Japan’s first woman head of biggest union vows to fight sexism in workplaces


The first woman president of Japan’s powerful labour union federation vowed on Friday she will work to fight workplace sexism and correct the gender gap in wages and working conditions to help empower women.

Tomoko Yoshino, 55, said she felt a “great responsibility” to improve opportunities for women in Japan, where women still face pressure to “become a good wife and a good mother” and is ranked 120 out of 156 nations in the World Economic Forum’s latest global gender gap report.

Yoshino was elected this month as president of the 7 million-member Japanese Trade Union Confederation, known as Rengo.

“I felt that it was up to me to break through this Japanese glass ceiling and not pass up on this opportunity,” Yoshino told reporters at the Foreign Correspondents’ Club of Japan.

She pledged to work towards a society “in which it is comfortable, or easier, for women to work and to live”.

Many women in Japan leave the workplace when they have children, and find themselves disadvantaged if they try to return, she said.

This has led to the “very low” representation of women in leadership roles including in politics, with female candidates accounting for just 18 per cent of those running in Japan’s general election on Oct 31, Yoshino said.

Just three out of 21 ministers in Japan’s Cabinet are women.

“The division of gender or sex roles in Japan is still very deeply rooted, whether within the workplace, the community or the family,” Yoshino said.

“This is something which is still exceedingly strong … the expectations on women that what they should be aiming for is to become a good wife and a good mother.”

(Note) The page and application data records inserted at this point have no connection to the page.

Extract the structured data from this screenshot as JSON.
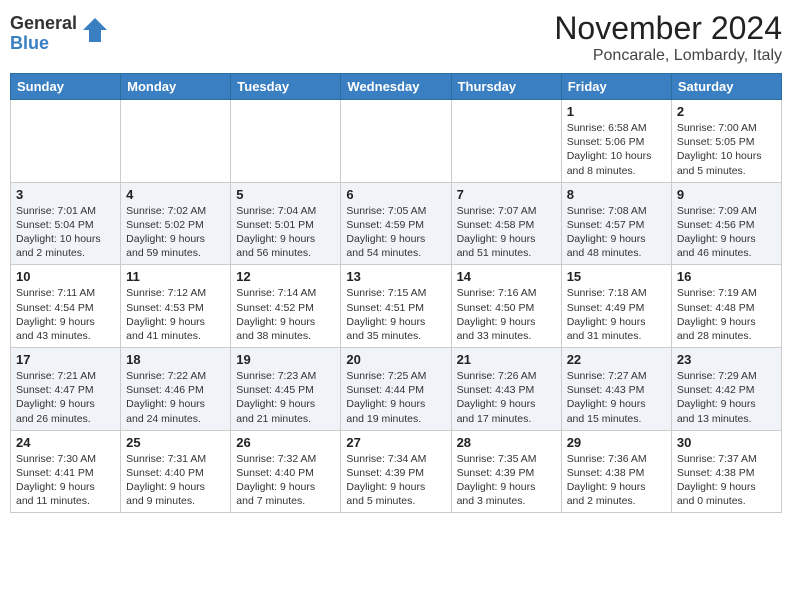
{
  "header": {
    "logo_general": "General",
    "logo_blue": "Blue",
    "title": "November 2024",
    "subtitle": "Poncarale, Lombardy, Italy"
  },
  "days_of_week": [
    "Sunday",
    "Monday",
    "Tuesday",
    "Wednesday",
    "Thursday",
    "Friday",
    "Saturday"
  ],
  "weeks": [
    [
      {
        "day": "",
        "info": ""
      },
      {
        "day": "",
        "info": ""
      },
      {
        "day": "",
        "info": ""
      },
      {
        "day": "",
        "info": ""
      },
      {
        "day": "",
        "info": ""
      },
      {
        "day": "1",
        "info": "Sunrise: 6:58 AM\nSunset: 5:06 PM\nDaylight: 10 hours and 8 minutes."
      },
      {
        "day": "2",
        "info": "Sunrise: 7:00 AM\nSunset: 5:05 PM\nDaylight: 10 hours and 5 minutes."
      }
    ],
    [
      {
        "day": "3",
        "info": "Sunrise: 7:01 AM\nSunset: 5:04 PM\nDaylight: 10 hours and 2 minutes."
      },
      {
        "day": "4",
        "info": "Sunrise: 7:02 AM\nSunset: 5:02 PM\nDaylight: 9 hours and 59 minutes."
      },
      {
        "day": "5",
        "info": "Sunrise: 7:04 AM\nSunset: 5:01 PM\nDaylight: 9 hours and 56 minutes."
      },
      {
        "day": "6",
        "info": "Sunrise: 7:05 AM\nSunset: 4:59 PM\nDaylight: 9 hours and 54 minutes."
      },
      {
        "day": "7",
        "info": "Sunrise: 7:07 AM\nSunset: 4:58 PM\nDaylight: 9 hours and 51 minutes."
      },
      {
        "day": "8",
        "info": "Sunrise: 7:08 AM\nSunset: 4:57 PM\nDaylight: 9 hours and 48 minutes."
      },
      {
        "day": "9",
        "info": "Sunrise: 7:09 AM\nSunset: 4:56 PM\nDaylight: 9 hours and 46 minutes."
      }
    ],
    [
      {
        "day": "10",
        "info": "Sunrise: 7:11 AM\nSunset: 4:54 PM\nDaylight: 9 hours and 43 minutes."
      },
      {
        "day": "11",
        "info": "Sunrise: 7:12 AM\nSunset: 4:53 PM\nDaylight: 9 hours and 41 minutes."
      },
      {
        "day": "12",
        "info": "Sunrise: 7:14 AM\nSunset: 4:52 PM\nDaylight: 9 hours and 38 minutes."
      },
      {
        "day": "13",
        "info": "Sunrise: 7:15 AM\nSunset: 4:51 PM\nDaylight: 9 hours and 35 minutes."
      },
      {
        "day": "14",
        "info": "Sunrise: 7:16 AM\nSunset: 4:50 PM\nDaylight: 9 hours and 33 minutes."
      },
      {
        "day": "15",
        "info": "Sunrise: 7:18 AM\nSunset: 4:49 PM\nDaylight: 9 hours and 31 minutes."
      },
      {
        "day": "16",
        "info": "Sunrise: 7:19 AM\nSunset: 4:48 PM\nDaylight: 9 hours and 28 minutes."
      }
    ],
    [
      {
        "day": "17",
        "info": "Sunrise: 7:21 AM\nSunset: 4:47 PM\nDaylight: 9 hours and 26 minutes."
      },
      {
        "day": "18",
        "info": "Sunrise: 7:22 AM\nSunset: 4:46 PM\nDaylight: 9 hours and 24 minutes."
      },
      {
        "day": "19",
        "info": "Sunrise: 7:23 AM\nSunset: 4:45 PM\nDaylight: 9 hours and 21 minutes."
      },
      {
        "day": "20",
        "info": "Sunrise: 7:25 AM\nSunset: 4:44 PM\nDaylight: 9 hours and 19 minutes."
      },
      {
        "day": "21",
        "info": "Sunrise: 7:26 AM\nSunset: 4:43 PM\nDaylight: 9 hours and 17 minutes."
      },
      {
        "day": "22",
        "info": "Sunrise: 7:27 AM\nSunset: 4:43 PM\nDaylight: 9 hours and 15 minutes."
      },
      {
        "day": "23",
        "info": "Sunrise: 7:29 AM\nSunset: 4:42 PM\nDaylight: 9 hours and 13 minutes."
      }
    ],
    [
      {
        "day": "24",
        "info": "Sunrise: 7:30 AM\nSunset: 4:41 PM\nDaylight: 9 hours and 11 minutes."
      },
      {
        "day": "25",
        "info": "Sunrise: 7:31 AM\nSunset: 4:40 PM\nDaylight: 9 hours and 9 minutes."
      },
      {
        "day": "26",
        "info": "Sunrise: 7:32 AM\nSunset: 4:40 PM\nDaylight: 9 hours and 7 minutes."
      },
      {
        "day": "27",
        "info": "Sunrise: 7:34 AM\nSunset: 4:39 PM\nDaylight: 9 hours and 5 minutes."
      },
      {
        "day": "28",
        "info": "Sunrise: 7:35 AM\nSunset: 4:39 PM\nDaylight: 9 hours and 3 minutes."
      },
      {
        "day": "29",
        "info": "Sunrise: 7:36 AM\nSunset: 4:38 PM\nDaylight: 9 hours and 2 minutes."
      },
      {
        "day": "30",
        "info": "Sunrise: 7:37 AM\nSunset: 4:38 PM\nDaylight: 9 hours and 0 minutes."
      }
    ]
  ]
}
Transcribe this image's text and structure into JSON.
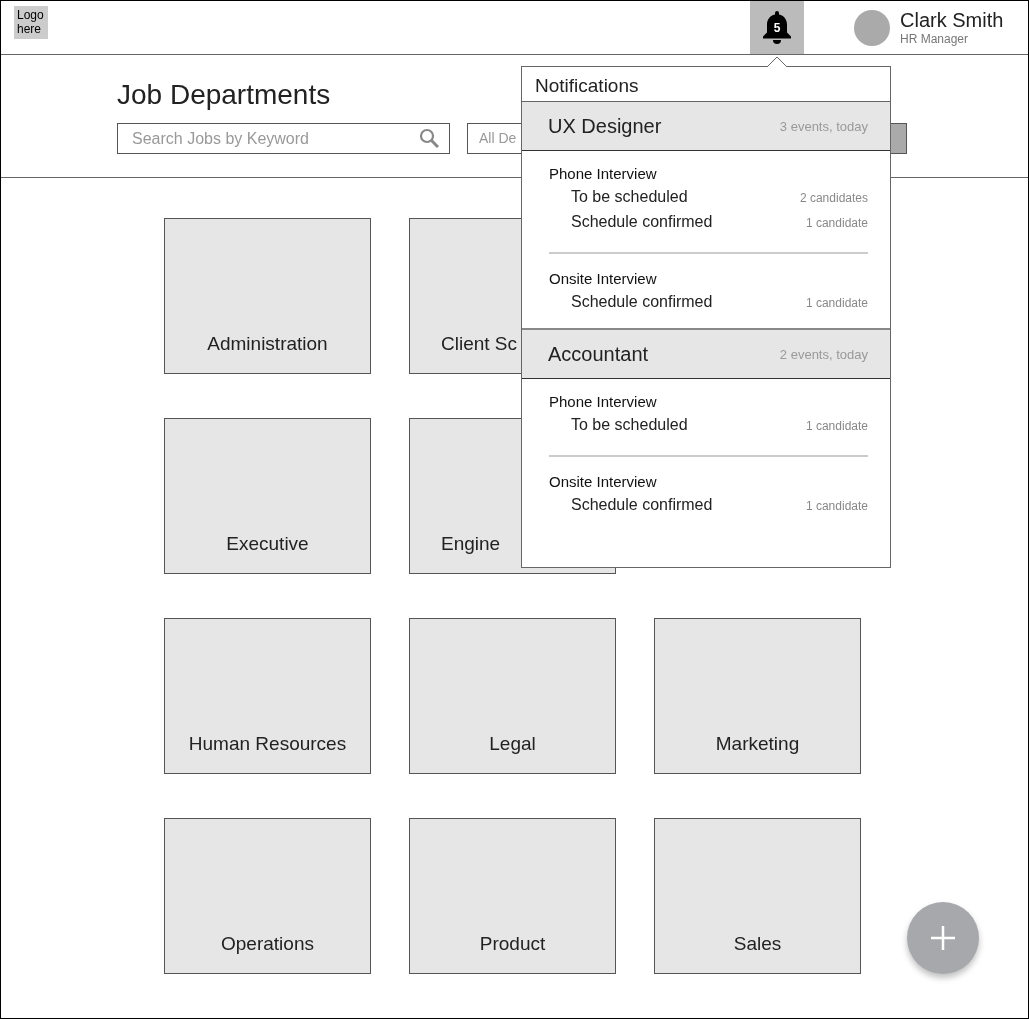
{
  "header": {
    "logo": "Logo here",
    "notification_count": "5",
    "user": {
      "name": "Clark Smith",
      "role": "HR Manager"
    }
  },
  "page": {
    "title": "Job Departments",
    "search": {
      "placeholder": "Search Jobs by Keyword"
    },
    "department_filter": {
      "value": "All De"
    }
  },
  "departments": [
    {
      "label": "Administration"
    },
    {
      "label": "Client Sc",
      "cut_off": true
    },
    {
      "label": "Executive"
    },
    {
      "label": "Engine",
      "cut_off": true
    },
    {
      "label": "Human Resources"
    },
    {
      "label": "Legal"
    },
    {
      "label": "Marketing"
    },
    {
      "label": "Operations"
    },
    {
      "label": "Product"
    },
    {
      "label": "Sales"
    }
  ],
  "notifications": {
    "title": "Notifications",
    "groups": [
      {
        "job": "UX Designer",
        "summary": "3 events, today",
        "sections": [
          {
            "title": "Phone Interview",
            "items": [
              {
                "status": "To be scheduled",
                "count": "2 candidates"
              },
              {
                "status": "Schedule confirmed",
                "count": "1 candidate"
              }
            ]
          },
          {
            "title": "Onsite Interview",
            "items": [
              {
                "status": "Schedule confirmed",
                "count": "1 candidate"
              }
            ]
          }
        ]
      },
      {
        "job": "Accountant",
        "summary": "2 events, today",
        "sections": [
          {
            "title": "Phone Interview",
            "items": [
              {
                "status": "To be scheduled",
                "count": "1 candidate"
              }
            ]
          },
          {
            "title": "Onsite Interview",
            "items": [
              {
                "status": "Schedule confirmed",
                "count": "1 candidate"
              }
            ]
          }
        ]
      }
    ]
  }
}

Yoshino, who is the first woman to lead Rengo since it was founded in 1989, slammed Japan’s gender-gap index ranking – where it slots in between Angola and Sierra Leone – as “an extremely low position for a so-called advanced or developed country”. (Source: CNA)